Of the lines below, report only those that contain "title".

<<<<

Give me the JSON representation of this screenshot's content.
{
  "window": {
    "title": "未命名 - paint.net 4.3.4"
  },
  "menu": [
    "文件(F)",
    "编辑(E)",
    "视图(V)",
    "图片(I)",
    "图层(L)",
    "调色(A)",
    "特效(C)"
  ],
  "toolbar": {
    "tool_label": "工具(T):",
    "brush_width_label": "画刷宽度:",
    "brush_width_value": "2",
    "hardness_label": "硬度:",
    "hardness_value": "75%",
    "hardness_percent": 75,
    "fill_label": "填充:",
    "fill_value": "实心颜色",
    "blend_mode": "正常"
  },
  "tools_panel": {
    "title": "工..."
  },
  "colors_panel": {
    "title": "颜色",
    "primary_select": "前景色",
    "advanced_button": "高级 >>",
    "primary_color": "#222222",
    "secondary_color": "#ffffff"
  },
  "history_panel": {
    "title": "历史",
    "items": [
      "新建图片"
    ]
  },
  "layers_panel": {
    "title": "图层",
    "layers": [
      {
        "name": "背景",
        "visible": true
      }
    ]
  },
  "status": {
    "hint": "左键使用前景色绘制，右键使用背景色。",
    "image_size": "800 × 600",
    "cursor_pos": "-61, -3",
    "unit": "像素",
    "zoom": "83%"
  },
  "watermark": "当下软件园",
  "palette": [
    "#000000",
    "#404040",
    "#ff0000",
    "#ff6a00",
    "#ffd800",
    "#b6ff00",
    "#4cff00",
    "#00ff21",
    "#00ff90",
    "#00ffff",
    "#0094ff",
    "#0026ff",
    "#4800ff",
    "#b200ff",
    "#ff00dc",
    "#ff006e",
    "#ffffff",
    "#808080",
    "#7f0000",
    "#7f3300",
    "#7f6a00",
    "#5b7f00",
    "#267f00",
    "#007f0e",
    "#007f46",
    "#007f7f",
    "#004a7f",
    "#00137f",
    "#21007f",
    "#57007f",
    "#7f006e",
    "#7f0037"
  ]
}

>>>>

- _Result of this exercise_
    "title": "未命名 - paint.net 4.3.4"
    "title": "工..."
    "title": "颜色",
    "title": "历史",
    "title": "图层",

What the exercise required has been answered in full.